## Exercise directions:
Go over the data and copy out each line with "JSON" in it.

## Extracted entries:
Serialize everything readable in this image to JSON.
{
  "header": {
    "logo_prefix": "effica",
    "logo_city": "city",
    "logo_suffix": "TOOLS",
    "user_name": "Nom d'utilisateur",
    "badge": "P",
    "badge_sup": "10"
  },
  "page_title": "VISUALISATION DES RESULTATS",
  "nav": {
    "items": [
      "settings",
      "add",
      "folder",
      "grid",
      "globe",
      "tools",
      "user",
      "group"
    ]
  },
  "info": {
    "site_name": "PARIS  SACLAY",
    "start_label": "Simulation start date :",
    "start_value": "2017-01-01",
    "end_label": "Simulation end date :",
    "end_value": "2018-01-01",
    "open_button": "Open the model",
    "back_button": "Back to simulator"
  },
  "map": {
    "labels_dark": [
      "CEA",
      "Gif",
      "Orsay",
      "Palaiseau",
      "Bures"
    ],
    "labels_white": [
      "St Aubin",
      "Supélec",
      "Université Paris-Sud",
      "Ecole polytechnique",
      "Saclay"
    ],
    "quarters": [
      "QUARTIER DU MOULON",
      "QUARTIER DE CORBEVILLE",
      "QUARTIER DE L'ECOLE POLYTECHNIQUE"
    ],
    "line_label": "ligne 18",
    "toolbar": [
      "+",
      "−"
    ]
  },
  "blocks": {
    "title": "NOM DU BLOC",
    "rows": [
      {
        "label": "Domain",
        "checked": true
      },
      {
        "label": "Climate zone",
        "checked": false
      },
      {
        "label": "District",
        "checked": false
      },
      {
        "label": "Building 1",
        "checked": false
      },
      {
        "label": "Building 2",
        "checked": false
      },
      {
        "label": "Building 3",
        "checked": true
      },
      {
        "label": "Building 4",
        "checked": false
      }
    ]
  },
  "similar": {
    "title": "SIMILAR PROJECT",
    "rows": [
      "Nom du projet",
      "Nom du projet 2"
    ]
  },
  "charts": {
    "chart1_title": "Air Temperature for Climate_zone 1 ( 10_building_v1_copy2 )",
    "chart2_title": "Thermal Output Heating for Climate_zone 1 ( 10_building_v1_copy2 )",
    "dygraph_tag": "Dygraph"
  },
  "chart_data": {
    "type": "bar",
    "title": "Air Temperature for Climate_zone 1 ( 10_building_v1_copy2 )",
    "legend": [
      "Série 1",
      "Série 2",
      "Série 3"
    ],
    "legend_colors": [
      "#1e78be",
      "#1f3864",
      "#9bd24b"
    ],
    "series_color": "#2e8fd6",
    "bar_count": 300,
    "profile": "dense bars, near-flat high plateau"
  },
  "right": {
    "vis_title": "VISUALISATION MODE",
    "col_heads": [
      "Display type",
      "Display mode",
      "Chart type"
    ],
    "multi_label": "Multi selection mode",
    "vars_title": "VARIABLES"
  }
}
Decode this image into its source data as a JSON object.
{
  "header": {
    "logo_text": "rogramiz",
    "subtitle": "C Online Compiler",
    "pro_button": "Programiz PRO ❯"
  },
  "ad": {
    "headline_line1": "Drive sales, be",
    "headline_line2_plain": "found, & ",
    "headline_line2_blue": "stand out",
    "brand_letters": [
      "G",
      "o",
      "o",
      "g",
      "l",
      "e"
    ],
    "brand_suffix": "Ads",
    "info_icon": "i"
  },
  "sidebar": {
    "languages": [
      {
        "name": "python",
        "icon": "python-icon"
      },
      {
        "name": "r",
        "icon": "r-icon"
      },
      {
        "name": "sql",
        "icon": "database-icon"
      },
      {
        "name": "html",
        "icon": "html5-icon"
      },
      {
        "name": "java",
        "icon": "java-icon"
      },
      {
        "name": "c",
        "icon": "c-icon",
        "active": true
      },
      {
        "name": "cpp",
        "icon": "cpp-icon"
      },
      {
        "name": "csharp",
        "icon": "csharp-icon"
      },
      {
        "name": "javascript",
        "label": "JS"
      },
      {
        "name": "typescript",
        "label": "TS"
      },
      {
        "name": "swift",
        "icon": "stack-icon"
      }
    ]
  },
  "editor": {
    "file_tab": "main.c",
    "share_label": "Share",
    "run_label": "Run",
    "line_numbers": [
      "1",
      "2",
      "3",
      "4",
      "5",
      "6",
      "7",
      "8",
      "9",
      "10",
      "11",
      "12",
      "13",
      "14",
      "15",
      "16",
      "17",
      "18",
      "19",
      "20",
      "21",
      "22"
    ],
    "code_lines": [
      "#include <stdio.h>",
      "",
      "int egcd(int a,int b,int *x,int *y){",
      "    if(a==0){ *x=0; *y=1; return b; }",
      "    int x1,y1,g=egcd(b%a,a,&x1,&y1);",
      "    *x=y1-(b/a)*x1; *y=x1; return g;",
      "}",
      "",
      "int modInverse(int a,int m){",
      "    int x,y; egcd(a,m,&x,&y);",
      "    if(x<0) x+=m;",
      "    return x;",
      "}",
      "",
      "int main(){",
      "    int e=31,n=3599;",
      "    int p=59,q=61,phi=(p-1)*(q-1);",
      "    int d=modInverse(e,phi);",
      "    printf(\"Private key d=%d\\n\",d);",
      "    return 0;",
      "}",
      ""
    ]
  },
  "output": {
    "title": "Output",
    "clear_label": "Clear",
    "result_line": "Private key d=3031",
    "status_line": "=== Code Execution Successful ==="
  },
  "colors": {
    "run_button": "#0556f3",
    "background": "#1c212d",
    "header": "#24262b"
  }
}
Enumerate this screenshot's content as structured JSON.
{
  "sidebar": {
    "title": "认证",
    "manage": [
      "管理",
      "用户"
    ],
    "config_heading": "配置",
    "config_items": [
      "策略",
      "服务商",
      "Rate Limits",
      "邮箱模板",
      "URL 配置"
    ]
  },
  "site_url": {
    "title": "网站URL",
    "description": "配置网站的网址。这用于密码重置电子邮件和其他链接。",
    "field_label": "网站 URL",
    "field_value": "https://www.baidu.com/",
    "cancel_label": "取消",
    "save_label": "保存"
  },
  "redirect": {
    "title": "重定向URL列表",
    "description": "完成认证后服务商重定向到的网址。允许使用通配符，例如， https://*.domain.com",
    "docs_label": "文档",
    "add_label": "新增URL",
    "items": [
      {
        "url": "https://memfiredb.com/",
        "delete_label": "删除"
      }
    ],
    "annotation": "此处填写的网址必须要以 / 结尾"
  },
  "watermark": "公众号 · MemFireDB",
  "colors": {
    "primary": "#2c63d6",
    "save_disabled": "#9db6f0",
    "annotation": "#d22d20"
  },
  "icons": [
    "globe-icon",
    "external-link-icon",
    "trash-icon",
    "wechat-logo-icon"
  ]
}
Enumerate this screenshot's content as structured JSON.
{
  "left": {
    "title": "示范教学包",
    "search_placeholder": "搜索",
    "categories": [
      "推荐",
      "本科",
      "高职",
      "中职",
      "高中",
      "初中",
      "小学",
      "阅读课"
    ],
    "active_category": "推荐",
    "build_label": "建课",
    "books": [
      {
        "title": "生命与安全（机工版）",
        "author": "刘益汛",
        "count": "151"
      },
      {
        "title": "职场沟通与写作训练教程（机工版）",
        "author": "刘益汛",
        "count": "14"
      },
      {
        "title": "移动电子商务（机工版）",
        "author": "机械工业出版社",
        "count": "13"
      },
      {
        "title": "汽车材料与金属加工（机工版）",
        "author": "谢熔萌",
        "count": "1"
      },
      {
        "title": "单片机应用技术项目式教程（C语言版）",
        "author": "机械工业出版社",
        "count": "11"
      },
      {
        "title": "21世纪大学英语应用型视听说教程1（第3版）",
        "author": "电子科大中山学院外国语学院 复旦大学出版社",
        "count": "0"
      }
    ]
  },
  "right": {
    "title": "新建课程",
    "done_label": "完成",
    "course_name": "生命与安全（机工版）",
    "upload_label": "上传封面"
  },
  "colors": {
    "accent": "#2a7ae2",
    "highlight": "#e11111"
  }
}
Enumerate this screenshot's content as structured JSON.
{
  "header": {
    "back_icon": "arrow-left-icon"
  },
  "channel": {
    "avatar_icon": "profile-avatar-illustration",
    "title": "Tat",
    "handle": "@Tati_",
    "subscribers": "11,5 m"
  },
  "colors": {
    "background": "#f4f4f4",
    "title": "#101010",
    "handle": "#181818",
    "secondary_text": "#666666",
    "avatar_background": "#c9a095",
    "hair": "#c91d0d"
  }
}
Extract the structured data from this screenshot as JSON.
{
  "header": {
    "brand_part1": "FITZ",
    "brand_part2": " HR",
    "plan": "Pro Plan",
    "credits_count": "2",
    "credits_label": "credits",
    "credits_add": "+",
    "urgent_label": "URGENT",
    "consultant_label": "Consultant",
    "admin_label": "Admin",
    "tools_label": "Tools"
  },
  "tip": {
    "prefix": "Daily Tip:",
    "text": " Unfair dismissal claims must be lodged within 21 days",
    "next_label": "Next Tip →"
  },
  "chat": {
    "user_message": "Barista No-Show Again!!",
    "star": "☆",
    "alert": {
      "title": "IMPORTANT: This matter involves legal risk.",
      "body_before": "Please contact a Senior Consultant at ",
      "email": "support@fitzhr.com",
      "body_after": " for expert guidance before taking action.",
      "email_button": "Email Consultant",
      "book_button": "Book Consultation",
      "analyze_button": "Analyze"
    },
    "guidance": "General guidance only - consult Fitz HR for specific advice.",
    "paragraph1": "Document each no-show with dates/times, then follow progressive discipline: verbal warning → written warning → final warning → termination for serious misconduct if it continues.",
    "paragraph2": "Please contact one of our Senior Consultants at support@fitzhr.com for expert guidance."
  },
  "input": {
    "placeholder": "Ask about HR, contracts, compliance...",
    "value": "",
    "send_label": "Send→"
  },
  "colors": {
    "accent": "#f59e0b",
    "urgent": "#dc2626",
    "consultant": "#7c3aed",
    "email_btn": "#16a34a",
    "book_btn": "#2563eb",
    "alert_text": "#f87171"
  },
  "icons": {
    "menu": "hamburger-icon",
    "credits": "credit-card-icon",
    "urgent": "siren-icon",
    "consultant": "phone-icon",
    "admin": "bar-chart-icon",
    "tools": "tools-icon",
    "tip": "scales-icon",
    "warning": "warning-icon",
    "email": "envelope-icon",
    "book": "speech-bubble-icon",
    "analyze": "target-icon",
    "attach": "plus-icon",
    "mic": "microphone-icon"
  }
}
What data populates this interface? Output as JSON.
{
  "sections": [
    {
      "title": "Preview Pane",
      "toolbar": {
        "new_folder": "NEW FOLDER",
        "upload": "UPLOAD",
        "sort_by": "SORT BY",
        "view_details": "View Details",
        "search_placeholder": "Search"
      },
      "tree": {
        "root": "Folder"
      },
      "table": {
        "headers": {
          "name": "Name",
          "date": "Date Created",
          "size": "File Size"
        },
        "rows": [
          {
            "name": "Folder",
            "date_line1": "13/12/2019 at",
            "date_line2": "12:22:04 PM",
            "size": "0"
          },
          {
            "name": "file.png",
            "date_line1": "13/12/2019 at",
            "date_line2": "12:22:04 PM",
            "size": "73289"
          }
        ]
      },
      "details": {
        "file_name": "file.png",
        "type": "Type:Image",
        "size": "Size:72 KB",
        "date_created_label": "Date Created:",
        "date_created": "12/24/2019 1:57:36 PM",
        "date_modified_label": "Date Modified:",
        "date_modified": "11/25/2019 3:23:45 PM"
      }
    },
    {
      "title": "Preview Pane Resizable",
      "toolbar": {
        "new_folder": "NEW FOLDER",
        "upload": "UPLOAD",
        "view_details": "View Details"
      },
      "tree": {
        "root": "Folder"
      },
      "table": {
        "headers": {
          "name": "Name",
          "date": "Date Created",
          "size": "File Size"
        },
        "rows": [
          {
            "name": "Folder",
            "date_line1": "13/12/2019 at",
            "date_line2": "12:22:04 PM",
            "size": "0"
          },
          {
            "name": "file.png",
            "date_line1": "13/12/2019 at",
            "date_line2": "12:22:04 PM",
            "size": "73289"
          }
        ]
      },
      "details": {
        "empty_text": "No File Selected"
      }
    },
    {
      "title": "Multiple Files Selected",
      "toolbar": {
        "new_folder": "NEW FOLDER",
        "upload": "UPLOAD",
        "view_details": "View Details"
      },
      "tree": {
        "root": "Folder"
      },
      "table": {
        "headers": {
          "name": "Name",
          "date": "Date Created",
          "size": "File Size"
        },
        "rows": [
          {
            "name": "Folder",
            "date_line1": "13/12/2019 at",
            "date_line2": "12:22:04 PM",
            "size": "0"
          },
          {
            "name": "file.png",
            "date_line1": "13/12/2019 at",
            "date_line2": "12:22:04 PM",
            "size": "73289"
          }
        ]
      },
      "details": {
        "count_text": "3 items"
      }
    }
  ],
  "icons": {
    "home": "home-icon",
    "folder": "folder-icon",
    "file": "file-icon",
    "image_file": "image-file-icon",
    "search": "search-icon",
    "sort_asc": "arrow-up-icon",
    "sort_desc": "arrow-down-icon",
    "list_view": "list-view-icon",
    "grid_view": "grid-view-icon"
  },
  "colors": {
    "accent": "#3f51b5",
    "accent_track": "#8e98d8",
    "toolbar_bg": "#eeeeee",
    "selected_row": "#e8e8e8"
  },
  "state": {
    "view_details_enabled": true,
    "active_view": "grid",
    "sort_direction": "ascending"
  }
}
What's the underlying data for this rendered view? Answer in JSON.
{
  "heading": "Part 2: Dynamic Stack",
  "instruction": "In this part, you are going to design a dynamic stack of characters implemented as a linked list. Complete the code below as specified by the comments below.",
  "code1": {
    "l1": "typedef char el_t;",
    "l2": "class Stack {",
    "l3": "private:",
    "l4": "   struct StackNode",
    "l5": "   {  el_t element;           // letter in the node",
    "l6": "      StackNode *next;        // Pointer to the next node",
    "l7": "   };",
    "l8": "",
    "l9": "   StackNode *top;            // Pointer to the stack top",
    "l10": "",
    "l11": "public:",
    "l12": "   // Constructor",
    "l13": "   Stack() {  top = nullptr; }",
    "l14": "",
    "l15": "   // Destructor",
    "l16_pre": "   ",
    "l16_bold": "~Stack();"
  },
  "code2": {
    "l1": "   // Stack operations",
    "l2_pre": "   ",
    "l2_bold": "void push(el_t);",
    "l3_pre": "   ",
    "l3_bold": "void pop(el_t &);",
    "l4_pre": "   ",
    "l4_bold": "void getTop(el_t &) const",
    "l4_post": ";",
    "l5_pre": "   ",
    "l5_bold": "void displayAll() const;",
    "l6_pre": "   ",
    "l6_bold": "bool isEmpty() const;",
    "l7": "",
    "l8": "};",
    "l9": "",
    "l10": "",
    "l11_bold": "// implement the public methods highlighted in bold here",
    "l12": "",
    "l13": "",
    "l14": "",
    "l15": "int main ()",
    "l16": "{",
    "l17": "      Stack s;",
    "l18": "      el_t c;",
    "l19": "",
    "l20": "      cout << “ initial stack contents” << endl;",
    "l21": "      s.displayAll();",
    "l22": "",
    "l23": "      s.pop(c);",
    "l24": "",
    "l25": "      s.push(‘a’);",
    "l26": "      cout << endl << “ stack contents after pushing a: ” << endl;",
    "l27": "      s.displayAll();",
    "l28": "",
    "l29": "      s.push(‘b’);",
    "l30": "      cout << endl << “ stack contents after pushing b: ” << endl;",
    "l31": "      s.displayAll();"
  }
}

## Answer box:
Serialize everything readable in this image to JSON.
Decode this image into its source data as a JSON object.
Enumerate this screenshot's content as structured JSON.
Enumerate this screenshot's content as structured JSON.
Enumerate this screenshot's content as structured JSON.
Extract the structured data from this screenshot as JSON.
What data populates this interface? Output as JSON.
What's the underlying data for this rendered view? Answer in JSON.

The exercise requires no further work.